◆ EXERCISE REQUIREMENTS
Below are some entries. Output each one exactly as it appears.

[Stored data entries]
----

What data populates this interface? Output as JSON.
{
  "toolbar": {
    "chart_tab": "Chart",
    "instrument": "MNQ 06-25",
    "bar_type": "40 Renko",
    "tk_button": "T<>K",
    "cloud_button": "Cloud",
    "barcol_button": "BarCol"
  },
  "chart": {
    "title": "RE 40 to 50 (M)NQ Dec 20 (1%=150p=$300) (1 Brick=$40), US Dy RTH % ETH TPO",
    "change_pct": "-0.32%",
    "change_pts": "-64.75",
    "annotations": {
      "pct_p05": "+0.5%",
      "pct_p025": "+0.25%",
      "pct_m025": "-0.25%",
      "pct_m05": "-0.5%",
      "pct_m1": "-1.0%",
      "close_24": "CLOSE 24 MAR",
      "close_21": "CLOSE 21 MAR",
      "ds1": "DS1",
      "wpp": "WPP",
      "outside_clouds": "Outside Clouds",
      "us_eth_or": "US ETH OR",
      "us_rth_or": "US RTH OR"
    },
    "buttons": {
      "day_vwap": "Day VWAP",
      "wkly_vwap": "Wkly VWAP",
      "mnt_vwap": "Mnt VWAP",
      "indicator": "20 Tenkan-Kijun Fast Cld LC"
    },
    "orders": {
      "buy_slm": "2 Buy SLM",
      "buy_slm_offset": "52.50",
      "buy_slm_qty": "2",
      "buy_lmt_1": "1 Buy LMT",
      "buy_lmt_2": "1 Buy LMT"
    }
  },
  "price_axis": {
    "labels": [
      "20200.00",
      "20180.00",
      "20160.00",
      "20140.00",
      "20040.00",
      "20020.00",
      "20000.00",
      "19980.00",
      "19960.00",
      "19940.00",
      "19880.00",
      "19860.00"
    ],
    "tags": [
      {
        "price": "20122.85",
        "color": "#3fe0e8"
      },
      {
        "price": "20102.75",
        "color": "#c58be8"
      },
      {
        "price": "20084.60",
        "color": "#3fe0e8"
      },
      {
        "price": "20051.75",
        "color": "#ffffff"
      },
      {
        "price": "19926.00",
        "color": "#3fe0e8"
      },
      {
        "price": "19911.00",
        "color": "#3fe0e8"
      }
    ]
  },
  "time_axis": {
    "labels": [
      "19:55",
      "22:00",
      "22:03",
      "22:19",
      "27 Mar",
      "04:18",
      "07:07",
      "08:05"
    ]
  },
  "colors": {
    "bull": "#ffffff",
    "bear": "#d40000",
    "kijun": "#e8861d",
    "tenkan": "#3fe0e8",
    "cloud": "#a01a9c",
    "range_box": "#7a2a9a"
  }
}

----

◆ ANSWER BOX
What data populates this interface? Output as JSON.
{
  "toolbar": {
    "chart_tab": "Chart",
    "instrument": "MNQ 06-25",
    "bar_type": "40 Renko",
    "tk_button": "T<>K",
    "cloud_button": "Cloud",
    "barcol_button": "BarCol"
  },
  "chart": {
    "title": "RE 40 to 50 (M)NQ Dec 20 (1%=150p=$300) (1 Brick=$40), US Dy RTH % ETH TPO",
    "change_pct": "-0.32%",
    "change_pts": "-64.75",
    "annotations": {
      "pct_p05": "+0.5%",
      "pct_p025": "+0.25%",
      "pct_m025": "-0.25%",
      "pct_m05": "-0.5%",
      "pct_m1": "-1.0%",
      "close_24": "CLOSE 24 MAR",
      "close_21": "CLOSE 21 MAR",
      "ds1": "DS1",
      "wpp": "WPP",
      "outside_clouds": "Outside Clouds",
      "us_eth_or": "US ETH OR",
      "us_rth_or": "US RTH OR"
    },
    "buttons": {
      "day_vwap": "Day VWAP",
      "wkly_vwap": "Wkly VWAP",
      "mnt_vwap": "Mnt VWAP",
      "indicator": "20 Tenkan-Kijun Fast Cld LC"
    },
    "orders": {
      "buy_slm": "2 Buy SLM",
      "buy_slm_offset": "52.50",
      "buy_slm_qty": "2",
      "buy_lmt_1": "1 Buy LMT",
      "buy_lmt_2": "1 Buy LMT"
    }
  },
  "price_axis": {
    "labels": [
      "20200.00",
      "20180.00",
      "20160.00",
      "20140.00",
      "20040.00",
      "20020.00",
      "20000.00",
      "19980.00",
      "19960.00",
      "19940.00",
      "19880.00",
      "19860.00"
    ],
    "tags": [
      {
        "price": "20122.85",
        "color": "#3fe0e8"
      },
      {
        "price": "20102.75",
        "color": "#c58be8"
      },
      {
        "price": "20084.60",
        "color": "#3fe0e8"
      },
      {
        "price": "20051.75",
        "color": "#ffffff"
      },
      {
        "price": "19926.00",
        "color": "#3fe0e8"
      },
      {
        "price": "19911.00",
        "color": "#3fe0e8"
      }
    ]
  },
  "time_axis": {
    "labels": [
      "19:55",
      "22:00",
      "22:03",
      "22:19",
      "27 Mar",
      "04:18",
      "07:07",
      "08:05"
    ]
  },
  "colors": {
    "bull": "#ffffff",
    "bear": "#d40000",
    "kijun": "#e8861d",
    "tenkan": "#3fe0e8",
    "cloud": "#a01a9c",
    "range_box": "#7a2a9a"
  }
}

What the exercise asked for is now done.